Work request: In the entries that follow, which lines hold the string "讲究对仗"? List them.

Page and application data records:
== Segment start ==

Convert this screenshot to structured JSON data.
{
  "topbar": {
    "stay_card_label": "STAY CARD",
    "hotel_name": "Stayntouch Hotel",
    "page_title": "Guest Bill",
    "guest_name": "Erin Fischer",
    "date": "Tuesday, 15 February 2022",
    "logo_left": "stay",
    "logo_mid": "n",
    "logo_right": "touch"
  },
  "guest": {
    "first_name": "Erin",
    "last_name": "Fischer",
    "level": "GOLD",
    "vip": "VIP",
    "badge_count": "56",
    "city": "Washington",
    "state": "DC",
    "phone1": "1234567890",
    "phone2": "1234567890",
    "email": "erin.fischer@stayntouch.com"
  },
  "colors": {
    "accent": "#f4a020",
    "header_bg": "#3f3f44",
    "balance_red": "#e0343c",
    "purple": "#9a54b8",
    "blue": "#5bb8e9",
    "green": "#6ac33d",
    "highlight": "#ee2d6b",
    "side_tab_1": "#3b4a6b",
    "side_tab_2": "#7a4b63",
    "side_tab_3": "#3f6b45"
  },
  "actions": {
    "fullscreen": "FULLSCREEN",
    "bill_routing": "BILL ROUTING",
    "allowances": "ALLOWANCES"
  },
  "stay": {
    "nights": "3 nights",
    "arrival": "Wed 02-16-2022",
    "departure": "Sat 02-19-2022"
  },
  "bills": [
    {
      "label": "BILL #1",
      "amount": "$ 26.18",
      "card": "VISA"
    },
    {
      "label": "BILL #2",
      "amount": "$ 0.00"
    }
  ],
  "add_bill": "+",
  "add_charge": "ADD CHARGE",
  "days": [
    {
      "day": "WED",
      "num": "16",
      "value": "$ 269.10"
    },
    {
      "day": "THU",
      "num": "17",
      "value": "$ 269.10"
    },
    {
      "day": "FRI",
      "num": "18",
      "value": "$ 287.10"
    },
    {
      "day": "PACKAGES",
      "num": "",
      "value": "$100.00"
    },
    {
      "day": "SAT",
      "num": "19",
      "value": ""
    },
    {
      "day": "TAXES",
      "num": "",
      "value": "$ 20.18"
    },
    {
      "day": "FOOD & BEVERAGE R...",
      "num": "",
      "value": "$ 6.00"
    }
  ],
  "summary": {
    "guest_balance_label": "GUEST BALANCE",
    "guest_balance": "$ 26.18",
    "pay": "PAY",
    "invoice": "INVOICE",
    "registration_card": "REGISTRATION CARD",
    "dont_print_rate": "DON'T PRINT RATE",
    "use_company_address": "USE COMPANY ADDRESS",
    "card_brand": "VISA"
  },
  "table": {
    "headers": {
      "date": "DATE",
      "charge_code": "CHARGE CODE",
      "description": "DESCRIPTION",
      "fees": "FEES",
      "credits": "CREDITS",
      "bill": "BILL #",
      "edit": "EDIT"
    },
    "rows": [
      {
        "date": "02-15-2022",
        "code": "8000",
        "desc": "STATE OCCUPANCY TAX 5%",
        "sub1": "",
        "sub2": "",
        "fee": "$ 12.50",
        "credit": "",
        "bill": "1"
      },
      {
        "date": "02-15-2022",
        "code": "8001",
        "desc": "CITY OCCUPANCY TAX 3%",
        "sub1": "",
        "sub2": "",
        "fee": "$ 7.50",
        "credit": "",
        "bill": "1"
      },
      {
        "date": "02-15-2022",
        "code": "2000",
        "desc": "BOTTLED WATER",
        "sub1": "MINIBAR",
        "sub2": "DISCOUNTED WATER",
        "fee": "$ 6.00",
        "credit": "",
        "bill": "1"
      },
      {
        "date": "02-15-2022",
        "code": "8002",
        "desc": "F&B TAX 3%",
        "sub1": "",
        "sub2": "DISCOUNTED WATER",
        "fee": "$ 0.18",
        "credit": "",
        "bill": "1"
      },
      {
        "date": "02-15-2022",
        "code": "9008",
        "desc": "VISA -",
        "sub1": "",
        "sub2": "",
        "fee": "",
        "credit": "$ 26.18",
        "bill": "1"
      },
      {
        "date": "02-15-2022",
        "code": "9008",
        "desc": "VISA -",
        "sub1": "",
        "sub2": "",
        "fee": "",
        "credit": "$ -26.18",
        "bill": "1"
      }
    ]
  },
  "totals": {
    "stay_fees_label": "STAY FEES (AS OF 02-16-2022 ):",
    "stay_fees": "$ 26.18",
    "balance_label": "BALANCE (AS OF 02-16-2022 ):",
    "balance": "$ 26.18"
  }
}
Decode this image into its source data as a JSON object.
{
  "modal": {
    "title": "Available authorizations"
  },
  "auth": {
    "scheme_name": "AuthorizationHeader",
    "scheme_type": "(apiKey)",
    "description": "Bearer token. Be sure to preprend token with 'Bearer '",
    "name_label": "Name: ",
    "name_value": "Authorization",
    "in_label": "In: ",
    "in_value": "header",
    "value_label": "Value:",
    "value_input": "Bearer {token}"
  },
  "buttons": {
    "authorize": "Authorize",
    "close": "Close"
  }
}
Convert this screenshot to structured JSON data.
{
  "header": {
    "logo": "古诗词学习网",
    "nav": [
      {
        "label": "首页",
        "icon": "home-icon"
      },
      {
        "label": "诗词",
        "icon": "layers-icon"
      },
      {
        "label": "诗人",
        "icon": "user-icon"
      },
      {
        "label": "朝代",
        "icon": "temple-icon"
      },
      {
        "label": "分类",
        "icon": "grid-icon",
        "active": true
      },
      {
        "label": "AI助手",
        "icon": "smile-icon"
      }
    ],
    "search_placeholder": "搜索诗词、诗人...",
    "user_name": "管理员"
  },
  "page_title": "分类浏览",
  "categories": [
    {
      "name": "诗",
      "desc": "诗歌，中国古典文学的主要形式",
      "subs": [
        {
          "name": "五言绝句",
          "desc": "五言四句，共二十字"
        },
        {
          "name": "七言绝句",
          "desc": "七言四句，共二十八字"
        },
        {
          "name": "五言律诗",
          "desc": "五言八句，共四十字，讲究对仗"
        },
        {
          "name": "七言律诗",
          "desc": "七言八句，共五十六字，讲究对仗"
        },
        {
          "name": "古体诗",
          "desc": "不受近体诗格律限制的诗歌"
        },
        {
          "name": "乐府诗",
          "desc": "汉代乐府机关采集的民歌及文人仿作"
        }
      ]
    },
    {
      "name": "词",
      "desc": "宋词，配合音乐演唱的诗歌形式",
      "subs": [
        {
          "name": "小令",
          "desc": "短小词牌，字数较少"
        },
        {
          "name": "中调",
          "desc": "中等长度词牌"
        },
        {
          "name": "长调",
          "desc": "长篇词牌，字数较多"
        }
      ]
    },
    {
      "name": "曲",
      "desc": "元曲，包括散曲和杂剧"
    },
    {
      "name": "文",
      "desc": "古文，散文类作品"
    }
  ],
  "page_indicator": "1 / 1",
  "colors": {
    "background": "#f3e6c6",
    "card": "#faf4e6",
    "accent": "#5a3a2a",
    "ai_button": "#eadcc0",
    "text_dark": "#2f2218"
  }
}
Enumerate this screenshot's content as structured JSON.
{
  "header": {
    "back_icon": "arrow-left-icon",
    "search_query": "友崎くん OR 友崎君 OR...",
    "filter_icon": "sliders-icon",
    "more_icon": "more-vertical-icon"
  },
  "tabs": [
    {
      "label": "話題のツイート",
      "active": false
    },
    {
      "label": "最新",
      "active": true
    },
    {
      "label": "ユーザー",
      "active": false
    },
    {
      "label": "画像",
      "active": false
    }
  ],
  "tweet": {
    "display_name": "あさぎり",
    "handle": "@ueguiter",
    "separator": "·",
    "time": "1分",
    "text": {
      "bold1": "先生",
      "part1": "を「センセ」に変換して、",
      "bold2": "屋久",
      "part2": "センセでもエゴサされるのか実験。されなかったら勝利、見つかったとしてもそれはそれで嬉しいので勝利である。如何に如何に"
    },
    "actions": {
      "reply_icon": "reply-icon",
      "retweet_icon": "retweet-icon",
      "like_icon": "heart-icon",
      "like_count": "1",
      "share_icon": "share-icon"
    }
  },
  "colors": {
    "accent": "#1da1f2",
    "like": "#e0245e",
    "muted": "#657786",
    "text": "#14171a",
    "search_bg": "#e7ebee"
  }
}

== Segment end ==

Task result:
          "desc": "五言八句，共四十字，讲究对仗"
          "desc": "七言八句，共五十六字，讲究对仗"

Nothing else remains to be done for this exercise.